ESB to hike debt by €200m to pay Government
Published 29/07/2014 | 02:30
The ESB is to borrow more than €200m in order to pay a €400m dividend to the Government after shelving plans to sell two power stations.
Semi-state ESB said that it has taken two peat-fired power stations off the market - the 150MW West Offaly Power station in Shannonbridge and the 100MW Lough Ree Power station in Lanesboro, Co Longford.
The Lough Ree plant had been commissioned in 2004 and the West Offaly station in 2005.
They were put up for sale last year in order to raise funds to meet a demand from the Government for a €400m special dividend from the energy group. The ESB had decided to sell some non-strategic generation capacity in order to meet that target.
Last year, it sold a 50pc stake in the UK-based Marchwood Power subsidiary, as well as a 50pc holding in a Spanish power plant.
Those sales generated €197m, leaving another €203m to be raised to meet the dividend target.
But the ESB said yesterday that it will not now sell the two peat-fired power plants to make up the shortfall.
It said it had made "detailed analyses" that showed it would be better for the group from a financial point of view to hold on to the stations and instead use debt facilities to pay the rest of the money due to the Government.
"It will be financially more beneficial to both ESB and the Government for ESB to retain ownership of the peat plants and fund the payment of the remaining amount of the special dividend target by drawing down additional debt from ESB's bank facilities," it said.
ESB's debt stood at €4.1bn at the end of last December, with the figure having been reduced by €270m in 2013.
An ESB spokesman refused to say what type of debt facility would be used to make the rest of the dividend payment, how much interest it would pay, or when it expected to have repaid the new debt.
He also declined to elaborate as to precisely how the retention of the plants rather than their sale will result in a better financial outcome for the group.
He said the answers to those questions were "commercially sensitive".
"However, we can say that the method of structuring the dividend payment approved today maximises the value of the peat assets for both ESB and the Government and results in strong financial metrics for the company than selling the assets," he said.
Up to 10,000 current and former ESB workers will also split €21m in dividends that will be due to their Employee Share Ownership Plan (ESOP). The ESOP is an ESB shareholder and must be paid a proportional dividend to that being paid to the Government.
The two peat plants are subsidised by the taxpayer through so-called public service obligation (PSO) levies that all electricity users pay on their bills to help bankroll energy production, primarily from wind and peat.
Yesterday, the Commissioner for Energy Regulation said €42.1m in PSO payments have been earmarked for the West Offaly peat plant between October this year and September 2015. An additional €39.6m has been set aside for the Lough Ree plant.
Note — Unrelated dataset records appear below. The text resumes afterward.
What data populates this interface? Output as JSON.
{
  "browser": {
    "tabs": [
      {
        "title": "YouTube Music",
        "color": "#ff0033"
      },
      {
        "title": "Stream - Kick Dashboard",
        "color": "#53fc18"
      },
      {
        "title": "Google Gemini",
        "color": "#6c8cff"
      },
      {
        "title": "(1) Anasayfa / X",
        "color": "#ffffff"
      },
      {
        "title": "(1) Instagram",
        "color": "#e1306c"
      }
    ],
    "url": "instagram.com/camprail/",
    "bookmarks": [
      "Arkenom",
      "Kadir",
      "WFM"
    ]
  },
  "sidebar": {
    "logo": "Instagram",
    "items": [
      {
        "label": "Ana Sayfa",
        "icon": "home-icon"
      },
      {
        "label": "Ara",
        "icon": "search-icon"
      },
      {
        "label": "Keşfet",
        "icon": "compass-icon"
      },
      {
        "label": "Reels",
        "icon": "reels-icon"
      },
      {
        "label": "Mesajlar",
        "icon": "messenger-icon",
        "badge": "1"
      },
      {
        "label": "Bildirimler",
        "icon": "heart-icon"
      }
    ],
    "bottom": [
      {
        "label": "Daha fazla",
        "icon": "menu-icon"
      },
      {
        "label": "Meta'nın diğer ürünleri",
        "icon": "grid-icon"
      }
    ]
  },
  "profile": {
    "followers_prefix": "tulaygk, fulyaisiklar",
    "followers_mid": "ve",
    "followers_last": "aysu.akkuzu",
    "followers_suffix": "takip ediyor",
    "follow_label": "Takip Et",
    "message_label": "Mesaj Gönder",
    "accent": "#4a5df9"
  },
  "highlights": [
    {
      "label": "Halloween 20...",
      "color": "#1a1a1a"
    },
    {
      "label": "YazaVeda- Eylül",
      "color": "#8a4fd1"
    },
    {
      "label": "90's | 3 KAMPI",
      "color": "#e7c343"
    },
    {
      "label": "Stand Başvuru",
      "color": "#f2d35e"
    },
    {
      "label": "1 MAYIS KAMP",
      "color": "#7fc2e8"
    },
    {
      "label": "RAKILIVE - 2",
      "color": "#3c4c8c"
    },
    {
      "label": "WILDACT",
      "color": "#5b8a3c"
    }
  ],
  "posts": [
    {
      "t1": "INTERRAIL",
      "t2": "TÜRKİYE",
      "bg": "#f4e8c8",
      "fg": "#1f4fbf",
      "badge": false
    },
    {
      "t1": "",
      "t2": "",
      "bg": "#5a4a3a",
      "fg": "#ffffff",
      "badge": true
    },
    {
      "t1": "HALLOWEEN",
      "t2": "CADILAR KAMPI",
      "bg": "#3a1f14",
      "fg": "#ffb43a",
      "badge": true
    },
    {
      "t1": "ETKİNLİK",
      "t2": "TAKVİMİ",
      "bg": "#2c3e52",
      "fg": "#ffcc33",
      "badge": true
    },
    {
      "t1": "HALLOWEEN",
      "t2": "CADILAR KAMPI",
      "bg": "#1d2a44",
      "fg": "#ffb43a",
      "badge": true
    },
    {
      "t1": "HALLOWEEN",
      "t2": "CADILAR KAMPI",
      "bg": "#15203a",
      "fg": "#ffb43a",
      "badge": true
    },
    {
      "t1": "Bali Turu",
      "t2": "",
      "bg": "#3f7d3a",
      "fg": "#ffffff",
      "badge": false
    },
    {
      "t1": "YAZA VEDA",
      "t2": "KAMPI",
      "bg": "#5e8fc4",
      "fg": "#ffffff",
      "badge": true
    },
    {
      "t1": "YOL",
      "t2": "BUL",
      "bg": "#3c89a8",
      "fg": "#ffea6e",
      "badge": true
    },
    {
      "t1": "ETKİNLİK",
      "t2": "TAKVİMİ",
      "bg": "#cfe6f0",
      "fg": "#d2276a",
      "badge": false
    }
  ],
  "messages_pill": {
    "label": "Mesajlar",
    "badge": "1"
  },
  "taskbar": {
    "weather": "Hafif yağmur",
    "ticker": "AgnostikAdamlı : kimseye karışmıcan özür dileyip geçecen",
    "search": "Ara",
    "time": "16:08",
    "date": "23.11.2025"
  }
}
A spokesman for the CER said he expected the two power plants to draw down all of the PSO funds that have been set aside for them.
The power plants each operate under 15-year power purchase agreements.
An ESB board meeting yesterday approved the peat plants decision and it said that no further transactions under the special dividend programme are envisaged.